"Whether it's this year or next year, the odds of another economic downturn are high — and growing," Warren says.Politicsread more
A group of gold miners stocks "BAANG" are better plays than mega-cap FAANG names, according to John Roque, technical analyst at Wolfe Research.Marketsread more
Equifax will give consumers a range of options for monitoring their credit or making claims of fraud or data misuse, part of a $425 million restitution fund.Technologyread more
The agreement between the White House and congressional Democrats would raise the debt ceiling for two years and permanently end the sequester.Politicsread more
Two traders say Boeing's on the path to recovery.Trading Nationread more
Documents leaked to The Washington Post revealed that Huawei secretly worked with the North Korean government on its wireless network.Technologyread more
Equifax will pay at least $575 million, and potentially as much as $700 million, to settle allegations over its massive over 2017 data breach, U.S. regulators said in a...Technologyread more
CNBC's Mike Santoli breaks down the aggressive buying of "sure things" and shunning of cyclical and policy risk.Trading Nationread more
Facebook has seen an increase in the median number of comments, likes and ads clicked by users on the service from January to July, according to Audience Insights, a Facebook...Technologyread more
KINSHASA, June 28 (Reuters) - The number of artisanal miners killed by a landslide at a copper and cobalt mine run by Glencore in southeast Congo rose to 43 on Friday and climb further as the search for missing workers continues, local officials said.
Thursday's accident occurred in the KOV open-pit mine at the Kamoto Copper Company (KCC) concession near Democratic Republic of Congo's southern border with Zambia, in which Glencore subsidiary Katanga Mining has a 75% stake.
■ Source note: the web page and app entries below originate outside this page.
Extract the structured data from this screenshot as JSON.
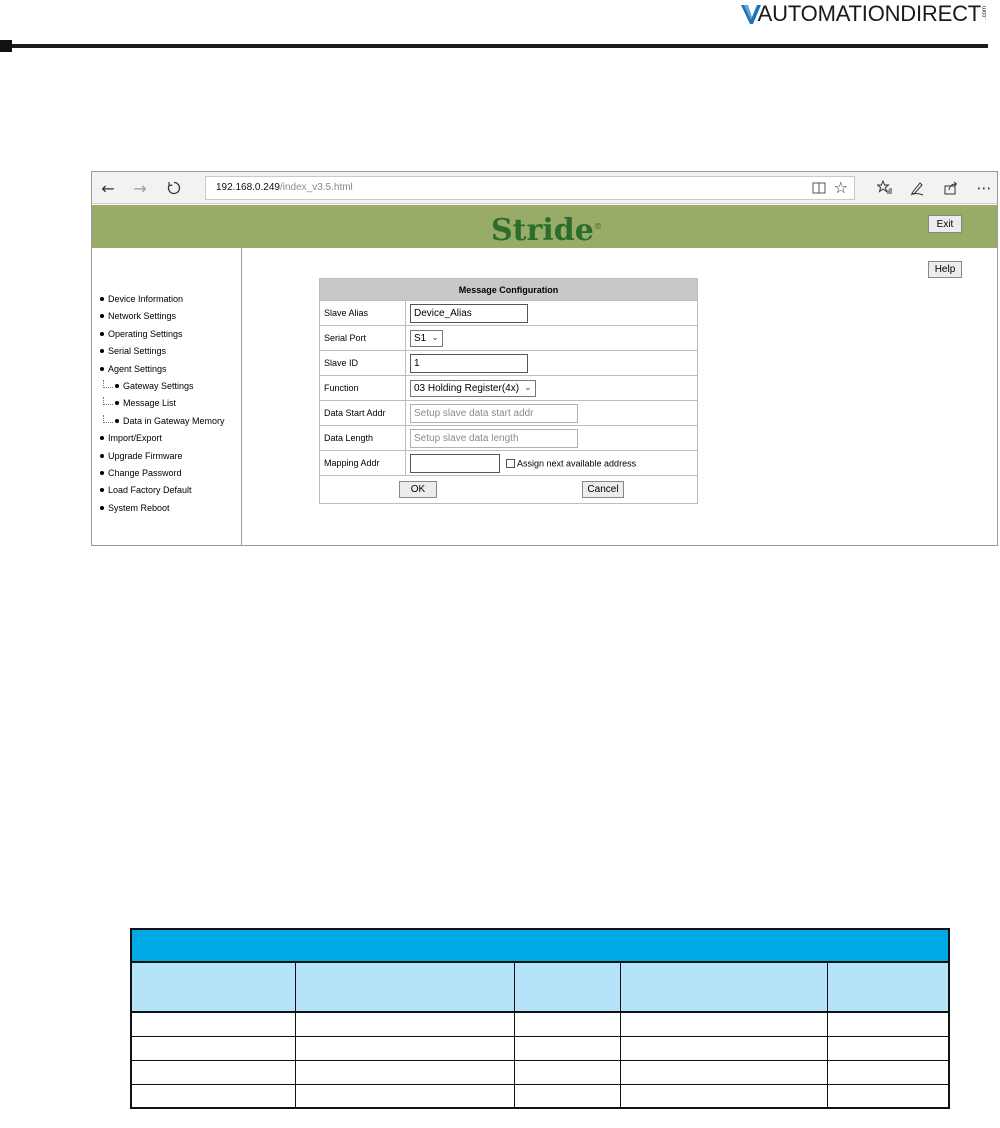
{
  "brand": {
    "text": "AUTOMATIONDIRECT",
    "suffix": ".com"
  },
  "browser": {
    "address_host": "192.168.0.249",
    "address_path": "/index_v3.5.html"
  },
  "app": {
    "logo": "Stride",
    "exit_label": "Exit",
    "help_label": "Help",
    "header_color": "#98ac68"
  },
  "sidebar": {
    "items": [
      {
        "label": "Device Information",
        "level": 0
      },
      {
        "label": "Network Settings",
        "level": 0
      },
      {
        "label": "Operating Settings",
        "level": 0
      },
      {
        "label": "Serial Settings",
        "level": 0
      },
      {
        "label": "Agent Settings",
        "level": 0
      },
      {
        "label": "Gateway Settings",
        "level": 1
      },
      {
        "label": "Message List",
        "level": 1
      },
      {
        "label": "Data in Gateway Memory",
        "level": 1
      },
      {
        "label": "Import/Export",
        "level": 0
      },
      {
        "label": "Upgrade Firmware",
        "level": 0
      },
      {
        "label": "Change Password",
        "level": 0
      },
      {
        "label": "Load Factory Default",
        "level": 0
      },
      {
        "label": "System Reboot",
        "level": 0
      }
    ]
  },
  "message_config": {
    "title": "Message Configuration",
    "slave_alias": {
      "label": "Slave Alias",
      "value": "Device_Alias"
    },
    "serial_port": {
      "label": "Serial Port",
      "value": "S1"
    },
    "slave_id": {
      "label": "Slave ID",
      "value": "1"
    },
    "function": {
      "label": "Function",
      "value": "03 Holding Register(4x)"
    },
    "data_start": {
      "label": "Data Start Addr",
      "placeholder": "Setup slave data start addr"
    },
    "data_length": {
      "label": "Data Length",
      "placeholder": "Setup slave data length"
    },
    "mapping_addr": {
      "label": "Mapping Addr",
      "value": "",
      "checkbox_label": "Assign next available address"
    },
    "ok_label": "OK",
    "cancel_label": "Cancel"
  },
  "bottom_table": {
    "title_color": "#00a9e6",
    "header_color": "#b5e3f8",
    "rows": 4,
    "columns": 5
  }
}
The original death toll was estimated at 36 but rose through Thursday evening and into Friday as more bodies were uncovered, the officials said.
"We think that other bodies are still under the rubble," said Joseph Yav Katshung, the director of cabinet for the governor of the Lualaba province where the incident occurred.
Officials said the miners were working on the site illegally and had no approval or permits, a common occurrence in south Congo and Africa generally. Old-fashioned and unregulated methods, which can compromise safety, cost dozens of lives a year in Congo alone.
A union official representing KCC employees, said a crack in part of the pit had been noticed on Wednesday. He said KCC had put up red warning signs, but the diggers had ignored them.
Glencore in a statement on Thursday confirmed 19 fatalities and said it was assisting search and rescue operations by local authorities.
(Reporting By Fiston Mahamba in Kinshasa and Aaron Ross in Dakar Writing by Edward McAllister Editing by Edmund Blair)